[Dataset rows for apps and sites]

- - - - - - -

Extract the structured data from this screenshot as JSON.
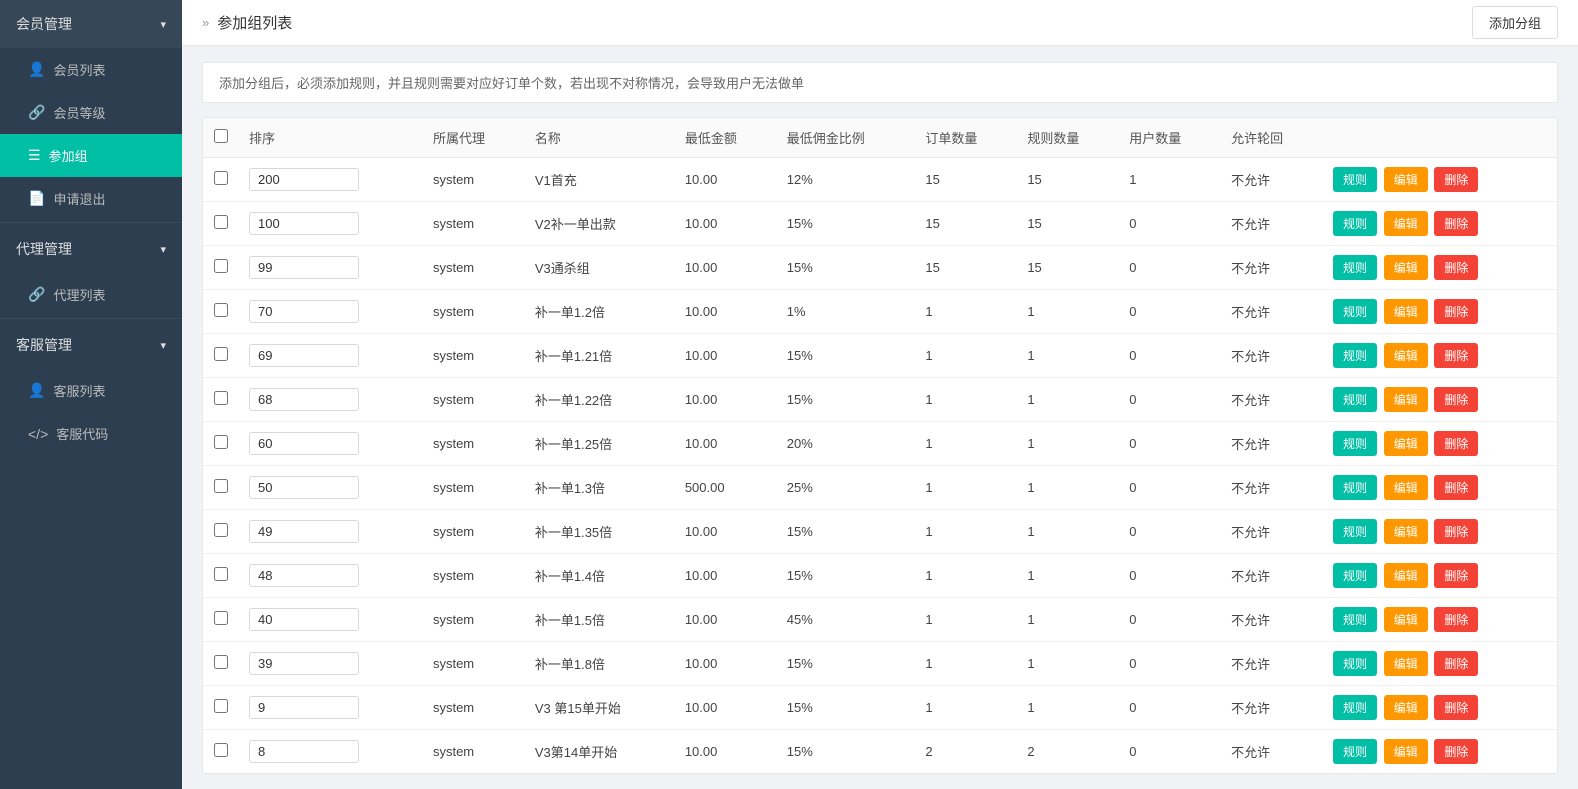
{
  "sidebar": {
    "groups": [
      {
        "label": "会员管理",
        "expanded": true,
        "items": [
          {
            "id": "member-list",
            "label": "会员列表",
            "icon": "👤",
            "active": false
          },
          {
            "id": "member-level",
            "label": "会员等级",
            "icon": "🔗",
            "active": false
          },
          {
            "id": "group",
            "label": "参加组",
            "icon": "☰",
            "active": true
          },
          {
            "id": "apply-exit",
            "label": "申请退出",
            "icon": "📄",
            "active": false
          }
        ]
      },
      {
        "label": "代理管理",
        "expanded": true,
        "items": [
          {
            "id": "agent-list",
            "label": "代理列表",
            "icon": "🔗",
            "active": false
          }
        ]
      },
      {
        "label": "客服管理",
        "expanded": true,
        "items": [
          {
            "id": "cs-list",
            "label": "客服列表",
            "icon": "👤",
            "active": false
          },
          {
            "id": "cs-code",
            "label": "客服代码",
            "icon": "</>",
            "active": false
          }
        ]
      }
    ]
  },
  "page": {
    "title": "参加组列表",
    "breadcrumb_arrow": "»",
    "add_button_label": "添加分组",
    "notice": "添加分组后，必须添加规则，并且规则需要对应好订单个数，若出现不对称情况，会导致用户无法做单"
  },
  "table": {
    "columns": [
      "排序",
      "所属代理",
      "名称",
      "最低金额",
      "最低佣金比例",
      "订单数量",
      "规则数量",
      "用户数量",
      "允许轮回"
    ],
    "btn_rule": "规则",
    "btn_edit": "编辑",
    "btn_delete": "删除",
    "rows": [
      {
        "order": "200",
        "agent": "system",
        "name": "V1首充",
        "min_amount": "10.00",
        "min_rate": "12%",
        "order_count": "15",
        "rule_count": "15",
        "user_count": "1",
        "allow_cycle": "不允许"
      },
      {
        "order": "100",
        "agent": "system",
        "name": "V2补一单出款",
        "min_amount": "10.00",
        "min_rate": "15%",
        "order_count": "15",
        "rule_count": "15",
        "user_count": "0",
        "allow_cycle": "不允许"
      },
      {
        "order": "99",
        "agent": "system",
        "name": "V3通杀组",
        "min_amount": "10.00",
        "min_rate": "15%",
        "order_count": "15",
        "rule_count": "15",
        "user_count": "0",
        "allow_cycle": "不允许"
      },
      {
        "order": "70",
        "agent": "system",
        "name": "补一单1.2倍",
        "min_amount": "10.00",
        "min_rate": "1%",
        "order_count": "1",
        "rule_count": "1",
        "user_count": "0",
        "allow_cycle": "不允许"
      },
      {
        "order": "69",
        "agent": "system",
        "name": "补一单1.21倍",
        "min_amount": "10.00",
        "min_rate": "15%",
        "order_count": "1",
        "rule_count": "1",
        "user_count": "0",
        "allow_cycle": "不允许"
      },
      {
        "order": "68",
        "agent": "system",
        "name": "补一单1.22倍",
        "min_amount": "10.00",
        "min_rate": "15%",
        "order_count": "1",
        "rule_count": "1",
        "user_count": "0",
        "allow_cycle": "不允许"
      },
      {
        "order": "60",
        "agent": "system",
        "name": "补一单1.25倍",
        "min_amount": "10.00",
        "min_rate": "20%",
        "order_count": "1",
        "rule_count": "1",
        "user_count": "0",
        "allow_cycle": "不允许"
      },
      {
        "order": "50",
        "agent": "system",
        "name": "补一单1.3倍",
        "min_amount": "500.00",
        "min_rate": "25%",
        "order_count": "1",
        "rule_count": "1",
        "user_count": "0",
        "allow_cycle": "不允许"
      },
      {
        "order": "49",
        "agent": "system",
        "name": "补一单1.35倍",
        "min_amount": "10.00",
        "min_rate": "15%",
        "order_count": "1",
        "rule_count": "1",
        "user_count": "0",
        "allow_cycle": "不允许"
      },
      {
        "order": "48",
        "agent": "system",
        "name": "补一单1.4倍",
        "min_amount": "10.00",
        "min_rate": "15%",
        "order_count": "1",
        "rule_count": "1",
        "user_count": "0",
        "allow_cycle": "不允许"
      },
      {
        "order": "40",
        "agent": "system",
        "name": "补一单1.5倍",
        "min_amount": "10.00",
        "min_rate": "45%",
        "order_count": "1",
        "rule_count": "1",
        "user_count": "0",
        "allow_cycle": "不允许"
      },
      {
        "order": "39",
        "agent": "system",
        "name": "补一单1.8倍",
        "min_amount": "10.00",
        "min_rate": "15%",
        "order_count": "1",
        "rule_count": "1",
        "user_count": "0",
        "allow_cycle": "不允许"
      },
      {
        "order": "9",
        "agent": "system",
        "name": "V3 第15单开始",
        "min_amount": "10.00",
        "min_rate": "15%",
        "order_count": "1",
        "rule_count": "1",
        "user_count": "0",
        "allow_cycle": "不允许"
      },
      {
        "order": "8",
        "agent": "system",
        "name": "V3第14单开始",
        "min_amount": "10.00",
        "min_rate": "15%",
        "order_count": "2",
        "rule_count": "2",
        "user_count": "0",
        "allow_cycle": "不允许"
      }
    ]
  }
}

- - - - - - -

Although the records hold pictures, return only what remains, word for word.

Extract the structured data from this screenshot as JSON.
{
  "sidebar": {
    "groups": [
      {
        "label": "会员管理",
        "expanded": true,
        "items": [
          {
            "id": "member-list",
            "label": "会员列表",
            "icon": "👤",
            "active": false
          },
          {
            "id": "member-level",
            "label": "会员等级",
            "icon": "🔗",
            "active": false
          },
          {
            "id": "group",
            "label": "参加组",
            "icon": "☰",
            "active": true
          },
          {
            "id": "apply-exit",
            "label": "申请退出",
            "icon": "📄",
            "active": false
          }
        ]
      },
      {
        "label": "代理管理",
        "expanded": true,
        "items": [
          {
            "id": "agent-list",
            "label": "代理列表",
            "icon": "🔗",
            "active": false
          }
        ]
      },
      {
        "label": "客服管理",
        "expanded": true,
        "items": [
          {
            "id": "cs-list",
            "label": "客服列表",
            "icon": "👤",
            "active": false
          },
          {
            "id": "cs-code",
            "label": "客服代码",
            "icon": "</>",
            "active": false
          }
        ]
      }
    ]
  },
  "page": {
    "title": "参加组列表",
    "breadcrumb_arrow": "»",
    "add_button_label": "添加分组",
    "notice": "添加分组后，必须添加规则，并且规则需要对应好订单个数，若出现不对称情况，会导致用户无法做单"
  },
  "table": {
    "columns": [
      "排序",
      "所属代理",
      "名称",
      "最低金额",
      "最低佣金比例",
      "订单数量",
      "规则数量",
      "用户数量",
      "允许轮回"
    ],
    "btn_rule": "规则",
    "btn_edit": "编辑",
    "btn_delete": "删除",
    "rows": [
      {
        "order": "200",
        "agent": "system",
        "name": "V1首充",
        "min_amount": "10.00",
        "min_rate": "12%",
        "order_count": "15",
        "rule_count": "15",
        "user_count": "1",
        "allow_cycle": "不允许"
      },
      {
        "order": "100",
        "agent": "system",
        "name": "V2补一单出款",
        "min_amount": "10.00",
        "min_rate": "15%",
        "order_count": "15",
        "rule_count": "15",
        "user_count": "0",
        "allow_cycle": "不允许"
      },
      {
        "order": "99",
        "agent": "system",
        "name": "V3通杀组",
        "min_amount": "10.00",
        "min_rate": "15%",
        "order_count": "15",
        "rule_count": "15",
        "user_count": "0",
        "allow_cycle": "不允许"
      },
      {
        "order": "70",
        "agent": "system",
        "name": "补一单1.2倍",
        "min_amount": "10.00",
        "min_rate": "1%",
        "order_count": "1",
        "rule_count": "1",
        "user_count": "0",
        "allow_cycle": "不允许"
      },
      {
        "order": "69",
        "agent": "system",
        "name": "补一单1.21倍",
        "min_amount": "10.00",
        "min_rate": "15%",
        "order_count": "1",
        "rule_count": "1",
        "user_count": "0",
        "allow_cycle": "不允许"
      },
      {
        "order": "68",
        "agent": "system",
        "name": "补一单1.22倍",
        "min_amount": "10.00",
        "min_rate": "15%",
        "order_count": "1",
        "rule_count": "1",
        "user_count": "0",
        "allow_cycle": "不允许"
      },
      {
        "order": "60",
        "agent": "system",
        "name": "补一单1.25倍",
        "min_amount": "10.00",
        "min_rate": "20%",
        "order_count": "1",
        "rule_count": "1",
        "user_count": "0",
        "allow_cycle": "不允许"
      },
      {
        "order": "50",
        "agent": "system",
        "name": "补一单1.3倍",
        "min_amount": "500.00",
        "min_rate": "25%",
        "order_count": "1",
        "rule_count": "1",
        "user_count": "0",
        "allow_cycle": "不允许"
      },
      {
        "order": "49",
        "agent": "system",
        "name": "补一单1.35倍",
        "min_amount": "10.00",
        "min_rate": "15%",
        "order_count": "1",
        "rule_count": "1",
        "user_count": "0",
        "allow_cycle": "不允许"
      },
      {
        "order": "48",
        "agent": "system",
        "name": "补一单1.4倍",
        "min_amount": "10.00",
        "min_rate": "15%",
        "order_count": "1",
        "rule_count": "1",
        "user_count": "0",
        "allow_cycle": "不允许"
      },
      {
        "order": "40",
        "agent": "system",
        "name": "补一单1.5倍",
        "min_amount": "10.00",
        "min_rate": "45%",
        "order_count": "1",
        "rule_count": "1",
        "user_count": "0",
        "allow_cycle": "不允许"
      },
      {
        "order": "39",
        "agent": "system",
        "name": "补一单1.8倍",
        "min_amount": "10.00",
        "min_rate": "15%",
        "order_count": "1",
        "rule_count": "1",
        "user_count": "0",
        "allow_cycle": "不允许"
      },
      {
        "order": "9",
        "agent": "system",
        "name": "V3 第15单开始",
        "min_amount": "10.00",
        "min_rate": "15%",
        "order_count": "1",
        "rule_count": "1",
        "user_count": "0",
        "allow_cycle": "不允许"
      },
      {
        "order": "8",
        "agent": "system",
        "name": "V3第14单开始",
        "min_amount": "10.00",
        "min_rate": "15%",
        "order_count": "2",
        "rule_count": "2",
        "user_count": "0",
        "allow_cycle": "不允许"
      }
    ]
  }
}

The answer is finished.